Let’s go back to my Chromebook, which seems to have very limited specifications. First, the size. It’s small. Is it a problem? Not really. I have very large hands, but I’m still able to type normally. The small size also means light weight, clocking in at about 2 pounds. This machine is perfect to travel with (no more super heavy bag). The Intel processor is slow, but that’s not important. Most desktop processors, and even many laptop processors, are overkill for what most people actually need a computer to do. The processor in my machine can easily run high def video and keep up with quite a few open browser tabs. Oh, and the small internal storage? Google will automatically give you a huge amount of cloud storage for free for a couple of years (don’t worry, that storage doesn’t cost much after your trial expires, and you are essentially paying for cloud backup, which everyone should have). You’re also getting a solid state hard drive. That means instant wake from sleep and about 20 seconds to boot.

Should you consider getting a Chromebook as your next laptop? Absolutely! Unfortunately, a lot of people in the tech industry have taken to bashing these machines and comparing them to netbooks. Dan Ackerman recently reviewed a new Chromebook manufactured by Toshiba. He’s making a lot of the same complaints I see in other Chromebook reviews. Yes, you have to be connected to the Internet, but so what? I’m not sure who they are speaking to with comments like these. I work at a University and have a home Internet connection. I don’t work in the middle of a field. Yes, it’s made of plastic. So is every other laptop under 1000 dollars. Yes, it has limited on-board storage, but that’s kind of a moot point in the streaming age.

What can Chromebooks do for you? Just about whatever you need in a laptop. Google has a suite of services that can easily take the place of word, powerpoint, and excel (plus all of your work is safe in the cloud and can be accessed from any web browser on any computer!) It runs Netflix, Hulu, Spotify, Pandora….In short, I’m not seeing any limitations with my machine, just convenience.

Why do I care so much about Chromebooks? As an educator, I often see students that don’t have easy access to technology, and, I’m sorry- college students NEED a laptop. A 200 dollar Chromebook is a lot easier to afford than an overloaded, overpriced machine that Best Buy normally tries to sell to the parents of college students.  They can succeed with a Chromebook in front of them. I’ve seen it happen. Oh, and if something happens to it, don’t worry. All of your work is safe, and once you can afford a new one, all that it takes is a Google sign in to restore your machine.
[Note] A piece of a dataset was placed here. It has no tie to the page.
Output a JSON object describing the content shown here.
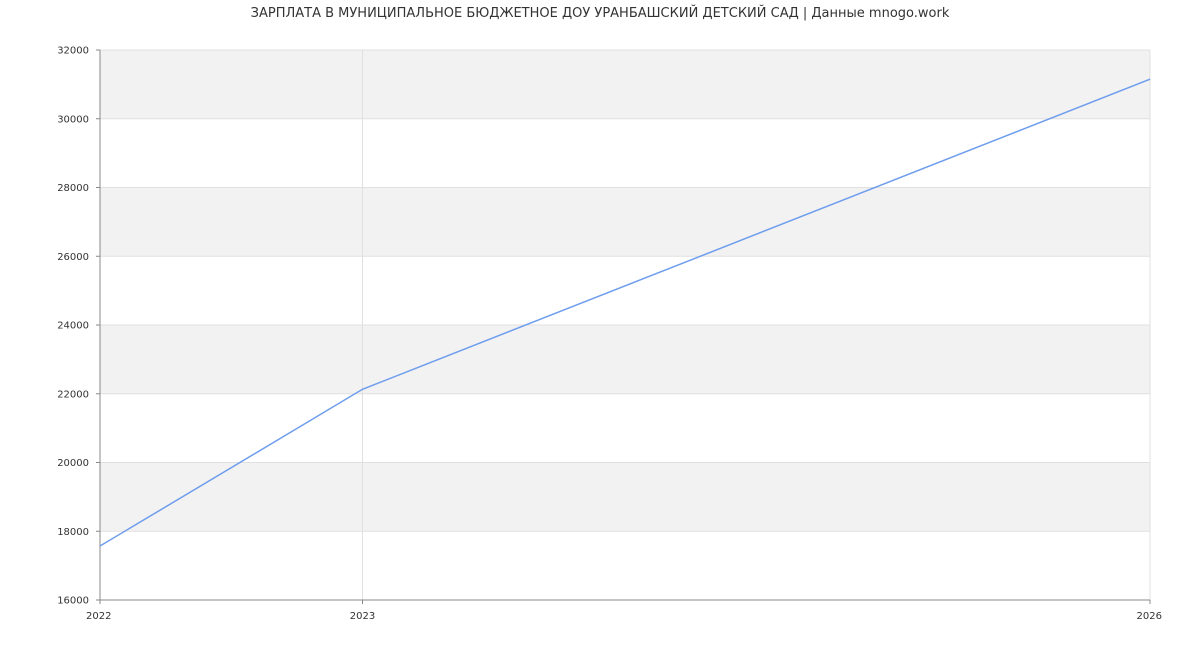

I purchased my Chromebook with Chet’s help and couldn’t be happier with it–all of my work is seamlessly saved through my Google account which allows me to pick up where I left off right from my work computer with no hassle, I’ve yet to find anything I CAN’T do on it, and it didn’t break the bank. Perfect lil bloggin’ machine, in my opinion. What do you think? Do you have a Chromebook? Would you buy one?